Problem: Set down all the lines below, each one exactly as shown.

Extracted information:
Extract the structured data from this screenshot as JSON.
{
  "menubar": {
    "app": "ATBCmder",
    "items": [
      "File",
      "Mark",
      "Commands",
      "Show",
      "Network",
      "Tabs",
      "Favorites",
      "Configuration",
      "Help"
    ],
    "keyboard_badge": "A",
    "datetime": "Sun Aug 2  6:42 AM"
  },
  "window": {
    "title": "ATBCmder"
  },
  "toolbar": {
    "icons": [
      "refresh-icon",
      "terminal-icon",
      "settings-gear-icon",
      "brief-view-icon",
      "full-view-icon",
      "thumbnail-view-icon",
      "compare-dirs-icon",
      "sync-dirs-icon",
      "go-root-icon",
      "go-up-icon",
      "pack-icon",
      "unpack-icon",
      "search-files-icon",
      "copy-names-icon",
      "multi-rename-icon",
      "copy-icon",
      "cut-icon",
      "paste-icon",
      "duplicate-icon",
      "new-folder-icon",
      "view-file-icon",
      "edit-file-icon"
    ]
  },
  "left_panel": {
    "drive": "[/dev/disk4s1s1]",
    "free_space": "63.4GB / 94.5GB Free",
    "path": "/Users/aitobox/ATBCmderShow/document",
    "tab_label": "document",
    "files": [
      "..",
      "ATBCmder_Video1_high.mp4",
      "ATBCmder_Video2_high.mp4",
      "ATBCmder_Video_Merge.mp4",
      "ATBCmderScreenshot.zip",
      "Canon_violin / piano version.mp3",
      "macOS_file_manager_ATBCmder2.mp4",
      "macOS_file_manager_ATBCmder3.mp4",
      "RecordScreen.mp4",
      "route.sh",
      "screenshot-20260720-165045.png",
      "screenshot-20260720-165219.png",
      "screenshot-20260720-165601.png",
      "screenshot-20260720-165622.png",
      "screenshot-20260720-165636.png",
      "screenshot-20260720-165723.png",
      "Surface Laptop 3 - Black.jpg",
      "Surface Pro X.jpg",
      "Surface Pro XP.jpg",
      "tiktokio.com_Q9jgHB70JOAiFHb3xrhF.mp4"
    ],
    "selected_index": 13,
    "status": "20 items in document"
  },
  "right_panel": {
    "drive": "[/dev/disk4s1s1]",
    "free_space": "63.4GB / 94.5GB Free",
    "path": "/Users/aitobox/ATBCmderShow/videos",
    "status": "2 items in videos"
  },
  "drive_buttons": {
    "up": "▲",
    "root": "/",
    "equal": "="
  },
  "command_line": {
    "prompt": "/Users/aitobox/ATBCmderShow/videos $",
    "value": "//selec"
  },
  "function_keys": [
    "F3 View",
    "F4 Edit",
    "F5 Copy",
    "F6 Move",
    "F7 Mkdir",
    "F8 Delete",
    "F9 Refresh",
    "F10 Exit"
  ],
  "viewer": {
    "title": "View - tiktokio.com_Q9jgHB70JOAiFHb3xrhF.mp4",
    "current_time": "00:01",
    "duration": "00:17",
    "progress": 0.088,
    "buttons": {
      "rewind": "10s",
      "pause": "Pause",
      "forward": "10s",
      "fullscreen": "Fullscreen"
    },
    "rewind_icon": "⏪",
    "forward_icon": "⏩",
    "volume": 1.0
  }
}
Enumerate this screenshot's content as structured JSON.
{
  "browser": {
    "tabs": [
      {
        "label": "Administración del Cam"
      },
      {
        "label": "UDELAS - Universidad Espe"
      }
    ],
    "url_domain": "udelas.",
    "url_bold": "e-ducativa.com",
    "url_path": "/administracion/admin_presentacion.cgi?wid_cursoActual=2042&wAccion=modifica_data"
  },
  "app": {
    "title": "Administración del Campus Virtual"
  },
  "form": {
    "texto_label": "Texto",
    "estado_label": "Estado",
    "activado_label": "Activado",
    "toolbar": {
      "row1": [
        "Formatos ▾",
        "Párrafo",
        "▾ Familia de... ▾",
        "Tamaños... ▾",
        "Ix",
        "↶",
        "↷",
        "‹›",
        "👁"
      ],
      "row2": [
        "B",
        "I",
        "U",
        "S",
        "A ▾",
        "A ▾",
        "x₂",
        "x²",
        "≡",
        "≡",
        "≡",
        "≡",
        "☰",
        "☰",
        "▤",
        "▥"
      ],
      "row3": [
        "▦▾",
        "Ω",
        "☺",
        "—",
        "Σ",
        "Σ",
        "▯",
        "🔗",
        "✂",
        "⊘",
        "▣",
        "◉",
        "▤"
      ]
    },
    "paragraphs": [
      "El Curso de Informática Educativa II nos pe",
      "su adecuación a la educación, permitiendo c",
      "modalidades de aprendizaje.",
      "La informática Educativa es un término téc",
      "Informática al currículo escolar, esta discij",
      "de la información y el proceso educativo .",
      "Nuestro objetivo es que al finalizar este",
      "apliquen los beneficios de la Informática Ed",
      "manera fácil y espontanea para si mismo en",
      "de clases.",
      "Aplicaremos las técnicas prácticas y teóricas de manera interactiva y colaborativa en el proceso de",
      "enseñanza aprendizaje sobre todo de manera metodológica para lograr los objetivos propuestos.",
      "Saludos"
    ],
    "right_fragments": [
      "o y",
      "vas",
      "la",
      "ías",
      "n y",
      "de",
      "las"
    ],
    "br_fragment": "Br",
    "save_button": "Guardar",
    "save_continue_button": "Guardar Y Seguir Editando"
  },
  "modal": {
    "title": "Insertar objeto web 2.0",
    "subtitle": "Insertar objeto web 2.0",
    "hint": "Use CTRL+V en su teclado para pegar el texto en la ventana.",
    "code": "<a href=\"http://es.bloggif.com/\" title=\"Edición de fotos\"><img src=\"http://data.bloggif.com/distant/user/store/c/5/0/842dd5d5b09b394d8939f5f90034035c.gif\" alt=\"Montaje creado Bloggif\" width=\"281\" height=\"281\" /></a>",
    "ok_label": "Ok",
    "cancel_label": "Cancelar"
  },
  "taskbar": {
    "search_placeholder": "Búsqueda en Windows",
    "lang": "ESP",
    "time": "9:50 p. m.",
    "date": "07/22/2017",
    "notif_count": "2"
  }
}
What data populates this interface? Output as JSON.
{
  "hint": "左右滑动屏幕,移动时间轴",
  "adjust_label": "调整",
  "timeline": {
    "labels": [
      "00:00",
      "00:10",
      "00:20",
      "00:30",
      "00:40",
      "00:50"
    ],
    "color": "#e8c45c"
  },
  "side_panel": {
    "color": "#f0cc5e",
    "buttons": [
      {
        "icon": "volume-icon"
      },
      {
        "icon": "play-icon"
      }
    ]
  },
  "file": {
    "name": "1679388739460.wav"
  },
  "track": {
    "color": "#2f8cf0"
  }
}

Expected output:
Extract the structured data from this screenshot as JSON.
{
  "menubar": {
    "app": "ATBCmder",
    "items": [
      "File",
      "Mark",
      "Commands",
      "Show",
      "Network",
      "Tabs",
      "Favorites",
      "Configuration",
      "Help"
    ],
    "keyboard_badge": "A",
    "datetime": "Sun Aug 2  6:42 AM"
  },
  "window": {
    "title": "ATBCmder"
  },
  "toolbar": {
    "icons": [
      "refresh-icon",
      "terminal-icon",
      "settings-gear-icon",
      "brief-view-icon",
      "full-view-icon",
      "thumbnail-view-icon",
      "compare-dirs-icon",
      "sync-dirs-icon",
      "go-root-icon",
      "go-up-icon",
      "pack-icon",
      "unpack-icon",
      "search-files-icon",
      "copy-names-icon",
      "multi-rename-icon",
      "copy-icon",
      "cut-icon",
      "paste-icon",
      "duplicate-icon",
      "new-folder-icon",
      "view-file-icon",
      "edit-file-icon"
    ]
  },
  "left_panel": {
    "drive": "[/dev/disk4s1s1]",
    "free_space": "63.4GB / 94.5GB Free",
    "path": "/Users/aitobox/ATBCmderShow/document",
    "tab_label": "document",
    "files": [
      "..",
      "ATBCmder_Video1_high.mp4",
      "ATBCmder_Video2_high.mp4",
      "ATBCmder_Video_Merge.mp4",
      "ATBCmderScreenshot.zip",
      "Canon_violin / piano version.mp3",
      "macOS_file_manager_ATBCmder2.mp4",
      "macOS_file_manager_ATBCmder3.mp4",
      "RecordScreen.mp4",
      "route.sh",
      "screenshot-20260720-165045.png",
      "screenshot-20260720-165219.png",
      "screenshot-20260720-165601.png",
      "screenshot-20260720-165622.png",
      "screenshot-20260720-165636.png",
      "screenshot-20260720-165723.png",
      "Surface Laptop 3 - Black.jpg",
      "Surface Pro X.jpg",
      "Surface Pro XP.jpg",
      "tiktokio.com_Q9jgHB70JOAiFHb3xrhF.mp4"
    ],
    "selected_index": 13,
    "status": "20 items in document"
  },
  "right_panel": {
    "drive": "[/dev/disk4s1s1]",
    "free_space": "63.4GB / 94.5GB Free",
    "path": "/Users/aitobox/ATBCmderShow/videos",
    "status": "2 items in videos"
  },
  "drive_buttons": {
    "up": "▲",
    "root": "/",
    "equal": "="
  },
  "command_line": {
    "prompt": "/Users/aitobox/ATBCmderShow/videos $",
    "value": "//selec"
  },
  "function_keys": [
    "F3 View",
    "F4 Edit",
    "F5 Copy",
    "F6 Move",
    "F7 Mkdir",
    "F8 Delete",
    "F9 Refresh",
    "F10 Exit"
  ],
  "viewer": {
    "title": "View - tiktokio.com_Q9jgHB70JOAiFHb3xrhF.mp4",
    "current_time": "00:01",
    "duration": "00:17",
    "progress": 0.088,
    "buttons": {
      "rewind": "10s",
      "pause": "Pause",
      "forward": "10s",
      "fullscreen": "Fullscreen"
    },
    "rewind_icon": "⏪",
    "forward_icon": "⏩",
    "volume": 1.0
  }
}
Enumerate this screenshot's content as structured JSON.
{
  "browser": {
    "tabs": [
      {
        "label": "Administración del Cam"
      },
      {
        "label": "UDELAS - Universidad Espe"
      }
    ],
    "url_domain": "udelas.",
    "url_bold": "e-ducativa.com",
    "url_path": "/administracion/admin_presentacion.cgi?wid_cursoActual=2042&wAccion=modifica_data"
  },
  "app": {
    "title": "Administración del Campus Virtual"
  },
  "form": {
    "texto_label": "Texto",
    "estado_label": "Estado",
    "activado_label": "Activado",
    "toolbar": {
      "row1": [
        "Formatos ▾",
        "Párrafo",
        "▾ Familia de... ▾",
        "Tamaños... ▾",
        "Ix",
        "↶",
        "↷",
        "‹›",
        "👁"
      ],
      "row2": [
        "B",
        "I",
        "U",
        "S",
        "A ▾",
        "A ▾",
        "x₂",
        "x²",
        "≡",
        "≡",
        "≡",
        "≡",
        "☰",
        "☰",
        "▤",
        "▥"
      ],
      "row3": [
        "▦▾",
        "Ω",
        "☺",
        "—",
        "Σ",
        "Σ",
        "▯",
        "🔗",
        "✂",
        "⊘",
        "▣",
        "◉",
        "▤"
      ]
    },
    "paragraphs": [
      "El Curso de Informática Educativa II nos pe",
      "su adecuación a la educación, permitiendo c",
      "modalidades de aprendizaje.",
      "La informática Educativa es un término téc",
      "Informática al currículo escolar, esta discij",
      "de la información y el proceso educativo .",
      "Nuestro objetivo es que al finalizar este",
      "apliquen los beneficios de la Informática Ed",
      "manera fácil y espontanea para si mismo en",
      "de clases.",
      "Aplicaremos las técnicas prácticas y teóricas de manera interactiva y colaborativa en el proceso de",
      "enseñanza aprendizaje sobre todo de manera metodológica para lograr los objetivos propuestos.",
      "Saludos"
    ],
    "right_fragments": [
      "o y",
      "vas",
      "la",
      "ías",
      "n y",
      "de",
      "las"
    ],
    "br_fragment": "Br",
    "save_button": "Guardar",
    "save_continue_button": "Guardar Y Seguir Editando"
  },
  "modal": {
    "title": "Insertar objeto web 2.0",
    "subtitle": "Insertar objeto web 2.0",
    "hint": "Use CTRL+V en su teclado para pegar el texto en la ventana.",
    "code": "<a href=\"http://es.bloggif.com/\" title=\"Edición de fotos\"><img src=\"http://data.bloggif.com/distant/user/store/c/5/0/842dd5d5b09b394d8939f5f90034035c.gif\" alt=\"Montaje creado Bloggif\" width=\"281\" height=\"281\" /></a>",
    "ok_label": "Ok",
    "cancel_label": "Cancelar"
  },
  "taskbar": {
    "search_placeholder": "Búsqueda en Windows",
    "lang": "ESP",
    "time": "9:50 p. m.",
    "date": "07/22/2017",
    "notif_count": "2"
  }
}
What data populates this interface? Output as JSON.
{
  "hint": "左右滑动屏幕,移动时间轴",
  "adjust_label": "调整",
  "timeline": {
    "labels": [
      "00:00",
      "00:10",
      "00:20",
      "00:30",
      "00:40",
      "00:50"
    ],
    "color": "#e8c45c"
  },
  "side_panel": {
    "color": "#f0cc5e",
    "buttons": [
      {
        "icon": "volume-icon"
      },
      {
        "icon": "play-icon"
      }
    ]
  },
  "file": {
    "name": "1679388739460.wav"
  },
  "track": {
    "color": "#2f8cf0"
  }
}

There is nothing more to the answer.